(Web page and app entries)
────────
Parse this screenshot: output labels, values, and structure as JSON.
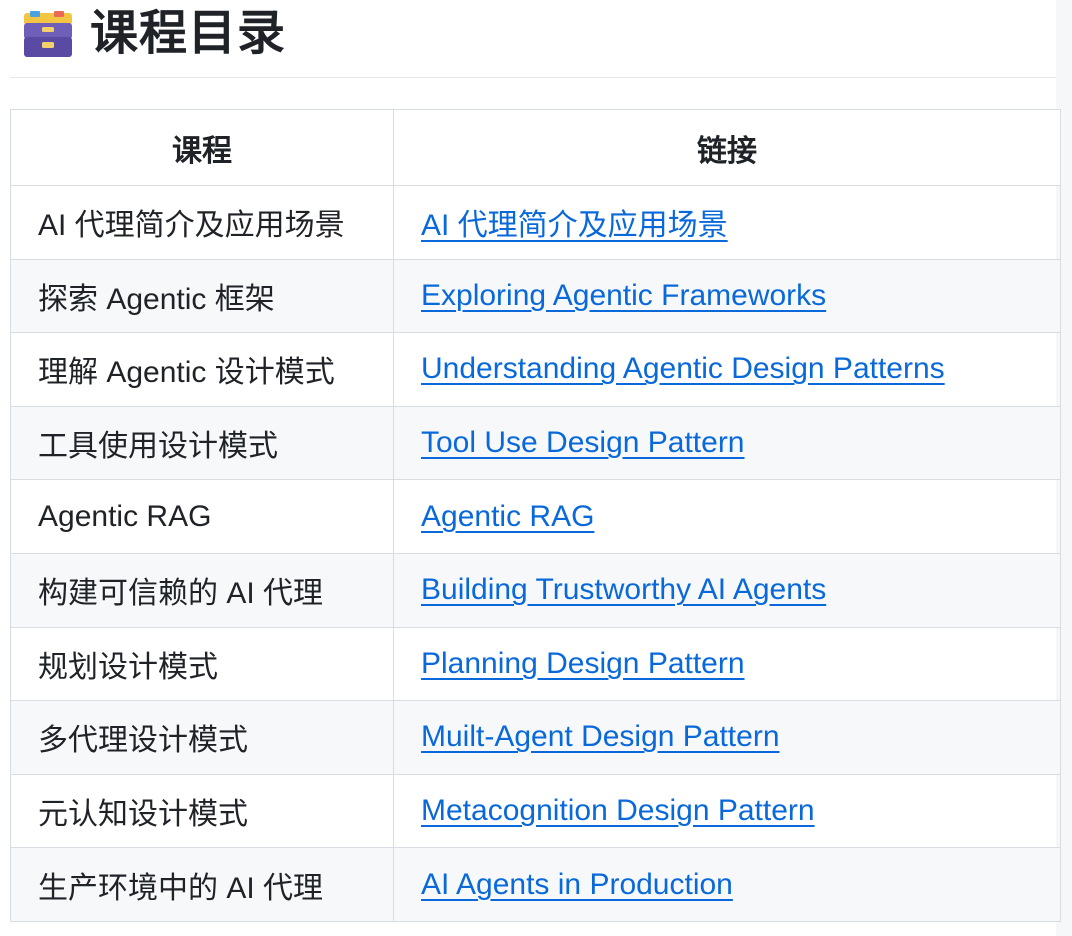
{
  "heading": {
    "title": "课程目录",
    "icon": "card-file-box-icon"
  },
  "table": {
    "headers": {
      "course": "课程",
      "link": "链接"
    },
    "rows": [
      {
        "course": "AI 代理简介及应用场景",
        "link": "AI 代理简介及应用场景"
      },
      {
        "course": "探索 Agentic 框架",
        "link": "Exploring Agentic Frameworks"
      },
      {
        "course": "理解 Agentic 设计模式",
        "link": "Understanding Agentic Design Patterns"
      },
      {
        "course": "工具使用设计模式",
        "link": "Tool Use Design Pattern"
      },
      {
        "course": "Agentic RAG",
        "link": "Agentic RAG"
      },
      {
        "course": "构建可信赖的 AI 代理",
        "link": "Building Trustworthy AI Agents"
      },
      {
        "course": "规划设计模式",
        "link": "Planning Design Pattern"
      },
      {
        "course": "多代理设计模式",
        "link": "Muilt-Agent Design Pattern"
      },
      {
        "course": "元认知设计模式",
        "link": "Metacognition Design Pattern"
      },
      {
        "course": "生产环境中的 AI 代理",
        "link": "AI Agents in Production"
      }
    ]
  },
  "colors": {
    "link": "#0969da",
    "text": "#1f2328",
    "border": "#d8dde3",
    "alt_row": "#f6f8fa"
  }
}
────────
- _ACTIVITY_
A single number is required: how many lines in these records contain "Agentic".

- _EXPECTED ANSWER_
6